§ **Task objective**
Pick out every line in the data below that holds "operations".

Stored records
::::::::

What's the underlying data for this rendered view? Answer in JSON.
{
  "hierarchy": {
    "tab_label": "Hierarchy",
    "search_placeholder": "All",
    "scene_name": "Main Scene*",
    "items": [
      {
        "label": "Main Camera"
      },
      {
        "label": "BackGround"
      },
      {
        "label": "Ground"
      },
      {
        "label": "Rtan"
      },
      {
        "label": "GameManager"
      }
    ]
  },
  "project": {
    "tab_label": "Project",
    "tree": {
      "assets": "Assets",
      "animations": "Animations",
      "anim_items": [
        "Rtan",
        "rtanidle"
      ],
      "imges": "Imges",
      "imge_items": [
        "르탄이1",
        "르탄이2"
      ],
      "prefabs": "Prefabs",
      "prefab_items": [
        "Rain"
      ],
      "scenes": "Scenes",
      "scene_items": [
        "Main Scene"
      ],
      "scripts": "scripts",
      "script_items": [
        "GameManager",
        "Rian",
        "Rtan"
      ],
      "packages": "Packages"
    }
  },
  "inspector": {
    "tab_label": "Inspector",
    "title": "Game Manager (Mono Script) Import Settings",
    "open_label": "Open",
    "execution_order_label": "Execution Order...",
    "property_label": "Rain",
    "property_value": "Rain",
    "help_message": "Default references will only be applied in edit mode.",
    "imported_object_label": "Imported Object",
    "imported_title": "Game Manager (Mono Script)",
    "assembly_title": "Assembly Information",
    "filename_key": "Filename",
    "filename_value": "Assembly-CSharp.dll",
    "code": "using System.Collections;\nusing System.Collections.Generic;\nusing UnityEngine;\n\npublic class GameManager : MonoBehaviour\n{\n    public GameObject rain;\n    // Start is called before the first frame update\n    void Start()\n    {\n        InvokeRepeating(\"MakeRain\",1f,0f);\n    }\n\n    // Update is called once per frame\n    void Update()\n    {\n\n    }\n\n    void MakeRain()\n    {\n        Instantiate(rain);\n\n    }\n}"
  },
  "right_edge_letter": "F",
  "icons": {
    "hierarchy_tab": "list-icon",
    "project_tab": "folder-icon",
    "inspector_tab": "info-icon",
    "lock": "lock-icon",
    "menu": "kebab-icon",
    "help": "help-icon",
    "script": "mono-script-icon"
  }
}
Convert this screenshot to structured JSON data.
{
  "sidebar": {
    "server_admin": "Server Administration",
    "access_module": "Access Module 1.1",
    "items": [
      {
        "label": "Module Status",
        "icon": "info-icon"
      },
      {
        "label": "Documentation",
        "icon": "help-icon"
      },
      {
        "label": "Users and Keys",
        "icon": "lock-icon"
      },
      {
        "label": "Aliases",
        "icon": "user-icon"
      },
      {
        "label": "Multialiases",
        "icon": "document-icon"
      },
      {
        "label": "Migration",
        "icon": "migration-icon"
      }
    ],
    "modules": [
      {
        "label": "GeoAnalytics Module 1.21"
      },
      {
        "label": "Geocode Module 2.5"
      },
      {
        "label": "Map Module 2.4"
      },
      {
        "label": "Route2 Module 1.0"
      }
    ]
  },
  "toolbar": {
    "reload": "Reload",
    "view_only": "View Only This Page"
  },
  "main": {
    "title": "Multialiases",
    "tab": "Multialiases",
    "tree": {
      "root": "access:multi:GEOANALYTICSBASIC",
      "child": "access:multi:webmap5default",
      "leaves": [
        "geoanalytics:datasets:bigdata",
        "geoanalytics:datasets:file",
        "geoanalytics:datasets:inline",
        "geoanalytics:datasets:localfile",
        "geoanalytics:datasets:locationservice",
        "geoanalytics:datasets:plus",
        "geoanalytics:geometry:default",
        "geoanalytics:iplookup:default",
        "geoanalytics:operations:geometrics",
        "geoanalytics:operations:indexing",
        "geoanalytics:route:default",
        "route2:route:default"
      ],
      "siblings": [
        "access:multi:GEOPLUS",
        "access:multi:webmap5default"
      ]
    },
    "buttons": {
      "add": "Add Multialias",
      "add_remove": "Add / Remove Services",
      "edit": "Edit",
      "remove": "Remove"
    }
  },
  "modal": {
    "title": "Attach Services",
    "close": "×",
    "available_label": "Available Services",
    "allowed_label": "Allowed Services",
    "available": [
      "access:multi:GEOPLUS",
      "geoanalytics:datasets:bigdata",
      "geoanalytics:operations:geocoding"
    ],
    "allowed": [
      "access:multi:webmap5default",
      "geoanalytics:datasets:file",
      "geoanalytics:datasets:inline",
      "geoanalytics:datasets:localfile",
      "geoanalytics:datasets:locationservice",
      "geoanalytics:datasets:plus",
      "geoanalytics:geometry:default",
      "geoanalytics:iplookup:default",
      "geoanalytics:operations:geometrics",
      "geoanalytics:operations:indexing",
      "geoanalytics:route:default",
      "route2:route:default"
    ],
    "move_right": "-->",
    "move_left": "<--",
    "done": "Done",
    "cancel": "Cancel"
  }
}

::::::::

§ **Reply**
        "geoanalytics:operations:geometrics",
        "geoanalytics:operations:indexing",
      "geoanalytics:operations:geocoding"
      "geoanalytics:operations:geometrics",
      "geoanalytics:operations:indexing",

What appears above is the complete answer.